Summary and Analysis
Joseph and Fanny arrive just as Mrs. Adams — as always, having the last word-concludes a quarrel with her husband, whom she has been berating for opposing Lady Booby. Mrs. Adams recognizes the power of Lady Booby's influence and she knows what is necessary for the material advancement of her children. But Adams is much more concerned with his moral duty than with worldly interests, and when Joseph, alarmed by his recent experiences, asks to be immediately married, Adams lectures him severely on impatience and fear. Despite his insistence that "we must submit in all things to the will of Providence," and his reference to Abraham's Stoic qualities in accepting the sacrifice of his son, Adams is demented by the sudden news that his youngest son has drowned. Joseph attempts in vain to comfort Adams by employing many of the parson's own arguments against passion, when suddenly Jacky (Dick) himself appears, bedraggled but alive, thanks to his timely rescue by the same peddler who had previously aided his father. Adams is as overcome with joy as he had been previously with grief, and his admonition to Joseph not to give way to his passions is not convincing. He tries to justify himself by distinguishing between filial and marital love, which occasions a sharp retort from his wife, who says that Adams hardly practices what he preaches; he has been a "loving and cherishing husband" to her.
It is clear that Adams thinks of his children with less practical interest than does his wife, but with just as much love, as his outburst of grief shows. His feelings quite belie the theories he expresses here and in Book III, Chapter 11, but this inconsistency only makes him more human. Trained in the ways of philosophy and proud of his abilities as a teacher, Adams nevertheless expands beyond this framework with the "overflowings of a full, honest, open heart."

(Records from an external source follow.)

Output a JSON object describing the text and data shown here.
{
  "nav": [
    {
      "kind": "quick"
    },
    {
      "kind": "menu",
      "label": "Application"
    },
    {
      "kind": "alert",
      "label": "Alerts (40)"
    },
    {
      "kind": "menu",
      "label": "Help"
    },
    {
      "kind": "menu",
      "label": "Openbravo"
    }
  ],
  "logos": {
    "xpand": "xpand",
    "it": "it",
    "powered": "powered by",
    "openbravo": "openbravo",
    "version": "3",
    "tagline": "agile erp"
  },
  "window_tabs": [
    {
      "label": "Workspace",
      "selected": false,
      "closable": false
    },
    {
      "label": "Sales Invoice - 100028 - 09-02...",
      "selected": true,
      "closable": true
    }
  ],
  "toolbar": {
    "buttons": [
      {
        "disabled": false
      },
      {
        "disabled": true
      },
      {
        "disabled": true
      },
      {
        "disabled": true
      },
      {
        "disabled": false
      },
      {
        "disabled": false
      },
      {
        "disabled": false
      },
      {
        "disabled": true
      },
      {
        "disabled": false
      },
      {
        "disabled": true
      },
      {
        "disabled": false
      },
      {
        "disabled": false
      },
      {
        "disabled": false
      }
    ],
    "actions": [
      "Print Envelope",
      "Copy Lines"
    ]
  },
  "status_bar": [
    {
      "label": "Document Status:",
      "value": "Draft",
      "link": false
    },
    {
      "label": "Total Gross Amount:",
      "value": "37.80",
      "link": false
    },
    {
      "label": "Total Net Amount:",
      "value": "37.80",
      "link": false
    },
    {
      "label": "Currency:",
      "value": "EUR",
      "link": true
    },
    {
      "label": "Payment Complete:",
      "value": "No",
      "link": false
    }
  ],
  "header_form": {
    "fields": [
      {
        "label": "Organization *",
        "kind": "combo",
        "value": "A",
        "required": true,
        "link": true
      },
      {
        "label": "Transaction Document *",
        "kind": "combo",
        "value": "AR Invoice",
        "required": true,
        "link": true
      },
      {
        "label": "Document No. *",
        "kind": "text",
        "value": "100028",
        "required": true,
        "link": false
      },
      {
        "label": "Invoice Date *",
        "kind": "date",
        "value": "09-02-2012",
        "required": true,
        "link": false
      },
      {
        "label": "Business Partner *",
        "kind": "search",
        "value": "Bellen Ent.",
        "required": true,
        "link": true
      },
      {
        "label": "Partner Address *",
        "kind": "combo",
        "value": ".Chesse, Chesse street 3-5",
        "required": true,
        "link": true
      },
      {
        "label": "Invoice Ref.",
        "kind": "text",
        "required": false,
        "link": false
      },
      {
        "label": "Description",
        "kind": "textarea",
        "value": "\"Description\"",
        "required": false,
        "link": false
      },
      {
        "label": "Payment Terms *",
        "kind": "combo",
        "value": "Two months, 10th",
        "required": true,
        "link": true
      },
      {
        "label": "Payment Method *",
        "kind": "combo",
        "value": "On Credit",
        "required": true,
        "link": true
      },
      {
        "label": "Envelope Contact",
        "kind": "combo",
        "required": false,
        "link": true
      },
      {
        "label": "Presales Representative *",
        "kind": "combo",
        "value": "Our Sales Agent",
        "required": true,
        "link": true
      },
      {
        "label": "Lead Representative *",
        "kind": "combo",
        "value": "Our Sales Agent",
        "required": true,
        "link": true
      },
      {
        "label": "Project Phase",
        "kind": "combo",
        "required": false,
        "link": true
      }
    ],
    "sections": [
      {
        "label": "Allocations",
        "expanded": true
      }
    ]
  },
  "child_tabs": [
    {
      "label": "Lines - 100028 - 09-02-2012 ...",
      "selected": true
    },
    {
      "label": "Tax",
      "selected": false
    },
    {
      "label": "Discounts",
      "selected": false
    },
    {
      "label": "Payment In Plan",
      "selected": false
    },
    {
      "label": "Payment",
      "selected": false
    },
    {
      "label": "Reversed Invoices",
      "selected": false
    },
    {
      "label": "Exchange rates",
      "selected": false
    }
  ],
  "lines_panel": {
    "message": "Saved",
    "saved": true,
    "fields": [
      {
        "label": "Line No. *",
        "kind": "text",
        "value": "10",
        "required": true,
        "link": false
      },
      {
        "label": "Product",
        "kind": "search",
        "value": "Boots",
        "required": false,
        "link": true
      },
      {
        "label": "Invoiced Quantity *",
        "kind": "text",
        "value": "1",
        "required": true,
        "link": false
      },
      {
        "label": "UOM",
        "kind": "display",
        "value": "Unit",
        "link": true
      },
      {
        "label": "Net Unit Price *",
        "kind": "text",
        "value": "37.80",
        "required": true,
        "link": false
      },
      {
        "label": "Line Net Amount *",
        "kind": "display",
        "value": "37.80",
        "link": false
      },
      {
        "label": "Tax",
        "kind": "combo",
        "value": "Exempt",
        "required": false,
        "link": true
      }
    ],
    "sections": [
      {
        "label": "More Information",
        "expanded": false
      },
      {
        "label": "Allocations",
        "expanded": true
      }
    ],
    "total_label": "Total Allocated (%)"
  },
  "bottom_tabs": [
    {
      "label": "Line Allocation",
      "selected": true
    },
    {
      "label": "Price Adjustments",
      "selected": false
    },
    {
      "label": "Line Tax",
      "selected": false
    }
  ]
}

Note how the peddler, who is to play a vital part in the final intricacies of the plot, is re-introduced, again through an act of charity.